Even before the Museum of Fine Arts opened to the public in 1965, founder Margaret Acheson Stuart saw its galleries as a space where diverse audiences could explore art "from antiquity to the present." Architect John Volk had designed the original museum wing to instill visitors with a feeling of solidness and permanence. Decades later, the museum sought to expand, and conducted a nationwide search for a worthy architect. They were rewarded with designer Yann Weymouth, who completed a second building in 2008—a two-story, modern glass conservatory.
Judie Dazzio believes that everyone can be an artist. And at Dazzio Art Experience—a comprehensive art school—she helps everyone from children to adults and novices to professionals harness their creativity. Though she's a painter herself—having won awards for her work with watercolors and acrylics—she caters to range of artistic interests, offering classes in acrylics and watercolors but also branching out into sculpture, illustration, and Photoshop. For the experienced artist, she and her instructors provide developmental classes to help them produce portfolio pieces and host group critique sessions.

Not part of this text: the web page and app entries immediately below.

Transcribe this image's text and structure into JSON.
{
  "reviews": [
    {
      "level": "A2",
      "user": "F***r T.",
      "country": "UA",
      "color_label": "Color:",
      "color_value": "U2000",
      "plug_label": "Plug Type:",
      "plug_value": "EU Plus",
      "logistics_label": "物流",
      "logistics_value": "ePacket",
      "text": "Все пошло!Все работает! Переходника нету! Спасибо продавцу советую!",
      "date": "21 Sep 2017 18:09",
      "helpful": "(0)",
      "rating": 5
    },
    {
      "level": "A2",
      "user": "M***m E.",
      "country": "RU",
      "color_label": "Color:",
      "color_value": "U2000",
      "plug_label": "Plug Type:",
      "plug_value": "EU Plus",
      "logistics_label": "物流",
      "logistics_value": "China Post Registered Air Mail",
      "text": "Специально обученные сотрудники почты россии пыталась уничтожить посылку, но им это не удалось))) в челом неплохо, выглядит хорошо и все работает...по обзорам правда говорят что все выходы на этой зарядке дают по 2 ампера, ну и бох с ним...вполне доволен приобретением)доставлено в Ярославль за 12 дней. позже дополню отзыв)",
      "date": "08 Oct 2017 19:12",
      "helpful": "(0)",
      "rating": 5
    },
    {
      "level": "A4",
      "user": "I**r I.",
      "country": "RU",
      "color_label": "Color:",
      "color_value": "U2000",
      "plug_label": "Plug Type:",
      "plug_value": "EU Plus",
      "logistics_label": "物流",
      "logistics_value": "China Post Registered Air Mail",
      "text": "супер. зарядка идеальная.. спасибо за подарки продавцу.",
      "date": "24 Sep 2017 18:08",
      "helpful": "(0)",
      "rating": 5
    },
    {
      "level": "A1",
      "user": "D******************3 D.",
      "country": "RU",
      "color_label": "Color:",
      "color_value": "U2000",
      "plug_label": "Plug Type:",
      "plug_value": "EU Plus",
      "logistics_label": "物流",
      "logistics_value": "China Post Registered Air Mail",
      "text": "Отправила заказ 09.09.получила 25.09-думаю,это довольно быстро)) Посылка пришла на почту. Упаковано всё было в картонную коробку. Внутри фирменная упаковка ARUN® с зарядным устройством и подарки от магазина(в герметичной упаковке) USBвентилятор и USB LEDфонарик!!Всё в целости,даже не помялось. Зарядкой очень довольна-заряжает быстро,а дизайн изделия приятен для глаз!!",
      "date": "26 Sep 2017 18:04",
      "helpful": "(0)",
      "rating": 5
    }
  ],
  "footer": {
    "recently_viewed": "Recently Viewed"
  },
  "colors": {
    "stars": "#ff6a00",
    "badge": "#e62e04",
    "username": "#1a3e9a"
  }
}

Beyond teaching her students the techniques to create, she also displays their works in a gallery attached to her school. Here, rows upon rows of painted canvases, sculptures, and handcrafted jewelry showcase their newly acquired talents.
Though the creatures on display at Dinosaur World don’t need much space to roam, plenty of care has been taken to furnish them a comfortable habitat. They peer imposingly from the hillsides of Kentucky, crane their necks up through native trees, and stomp through prairie fields. Although a life-size mammoth or T. rex might be hard to miss, little visitors might still jump with delight at noticing a baby dino suddenly appear from behind a bush. Giant brachiosaurus necks arch high above treetops, while toothy meat-eaters and spiny stegosauruses roam the world below. The fiberglass, steel, and concrete models reach up to 80 feet in length, and are built according to the latest scientific discoveries about what dinosaurs looked like and what styles were trendy in the Mesozoic era.
The first Dinosaur World location was a former alligator farm in Florida and five years later another one was opened in Kentucky. As Swedish-born Christer Svensson began to fill it with statues, he consulted with experts around the world to not only create realistic reptiles but to surround them with fun, educational activities. Kids can sift through sand to find shark’s teeth, gastropod shells, and trilobites in a fossil dig, get to know some lizards a little better on the playground, or examine ancient eggs and raptor claws in the museum.
A non-profit exhibition hall dedicated to preserving the honor and memory of America's fighting forces, the Armed Forces Military Museum depicts the nation's most visceral conflicts with vivid audio-visual flair. Visitors can wind their way through the 35,000-square-foot space to absorb more than a dozen artifact-packed permanent exhibits, including replicas of iconic wartime scenarios. Revisit the beginning of modern combat with a stroll through a World War I trench, gain new understanding about life in the Axis in the midst of a German village outpost, or reenact Alan Alda's trademark video poker tactics in the replica of Rose's Bar, a Korean War–era haunt that was immortalized on MAS*H. Cyber combatants can also rattle digital sabers with a ride in the museum's Virtual Voyager motion simulator, which can immerse the senses in 10 different scenarios. The M8 ride also offers the only armored vehicle ride in the Tampa Bay Area during the three-lap course. Rides can hold three riders per trip (including driver) and appointments must be made on the following days: Tuesday through Saturday 11 a.m. to 3 p.m.